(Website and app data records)
◆ ◆ ◆ ◆ ◆ ◆ ◆
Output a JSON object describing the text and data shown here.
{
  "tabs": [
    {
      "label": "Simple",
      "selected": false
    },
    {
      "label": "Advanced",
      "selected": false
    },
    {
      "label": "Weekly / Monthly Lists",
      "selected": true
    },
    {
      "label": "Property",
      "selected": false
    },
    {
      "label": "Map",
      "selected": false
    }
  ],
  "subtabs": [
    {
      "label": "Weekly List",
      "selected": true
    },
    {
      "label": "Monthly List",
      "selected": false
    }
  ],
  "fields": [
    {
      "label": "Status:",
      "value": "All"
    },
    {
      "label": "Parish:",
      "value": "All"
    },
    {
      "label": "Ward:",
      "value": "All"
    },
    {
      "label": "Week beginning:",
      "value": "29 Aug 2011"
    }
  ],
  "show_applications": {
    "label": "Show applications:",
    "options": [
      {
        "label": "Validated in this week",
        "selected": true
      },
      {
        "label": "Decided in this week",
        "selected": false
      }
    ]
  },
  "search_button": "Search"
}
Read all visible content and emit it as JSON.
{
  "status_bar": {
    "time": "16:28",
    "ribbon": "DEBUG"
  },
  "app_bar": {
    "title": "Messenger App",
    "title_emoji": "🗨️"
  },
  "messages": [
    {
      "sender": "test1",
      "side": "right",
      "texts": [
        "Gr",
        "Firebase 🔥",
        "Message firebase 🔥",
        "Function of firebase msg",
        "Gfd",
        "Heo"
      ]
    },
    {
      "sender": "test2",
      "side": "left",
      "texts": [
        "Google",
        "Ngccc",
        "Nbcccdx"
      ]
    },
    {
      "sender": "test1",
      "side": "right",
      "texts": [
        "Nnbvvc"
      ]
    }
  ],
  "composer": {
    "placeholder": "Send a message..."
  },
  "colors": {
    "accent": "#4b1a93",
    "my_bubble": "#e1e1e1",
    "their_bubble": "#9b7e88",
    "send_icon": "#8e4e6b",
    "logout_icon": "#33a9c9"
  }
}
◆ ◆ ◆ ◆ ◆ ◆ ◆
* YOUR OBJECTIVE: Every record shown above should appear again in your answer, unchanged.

* OUTPUT BELOW:
Output a JSON object describing the text and data shown here.
{
  "tabs": [
    {
      "label": "Simple",
      "selected": false
    },
    {
      "label": "Advanced",
      "selected": false
    },
    {
      "label": "Weekly / Monthly Lists",
      "selected": true
    },
    {
      "label": "Property",
      "selected": false
    },
    {
      "label": "Map",
      "selected": false
    }
  ],
  "subtabs": [
    {
      "label": "Weekly List",
      "selected": true
    },
    {
      "label": "Monthly List",
      "selected": false
    }
  ],
  "fields": [
    {
      "label": "Status:",
      "value": "All"
    },
    {
      "label": "Parish:",
      "value": "All"
    },
    {
      "label": "Ward:",
      "value": "All"
    },
    {
      "label": "Week beginning:",
      "value": "29 Aug 2011"
    }
  ],
  "show_applications": {
    "label": "Show applications:",
    "options": [
      {
        "label": "Validated in this week",
        "selected": true
      },
      {
        "label": "Decided in this week",
        "selected": false
      }
    ]
  },
  "search_button": "Search"
}
Read all visible content and emit it as JSON.
{
  "status_bar": {
    "time": "16:28",
    "ribbon": "DEBUG"
  },
  "app_bar": {
    "title": "Messenger App",
    "title_emoji": "🗨️"
  },
  "messages": [
    {
      "sender": "test1",
      "side": "right",
      "texts": [
        "Gr",
        "Firebase 🔥",
        "Message firebase 🔥",
        "Function of firebase msg",
        "Gfd",
        "Heo"
      ]
    },
    {
      "sender": "test2",
      "side": "left",
      "texts": [
        "Google",
        "Ngccc",
        "Nbcccdx"
      ]
    },
    {
      "sender": "test1",
      "side": "right",
      "texts": [
        "Nnbvvc"
      ]
    }
  ],
  "composer": {
    "placeholder": "Send a message..."
  },
  "colors": {
    "accent": "#4b1a93",
    "my_bubble": "#e1e1e1",
    "their_bubble": "#9b7e88",
    "send_icon": "#8e4e6b",
    "logout_icon": "#33a9c9"
  }
}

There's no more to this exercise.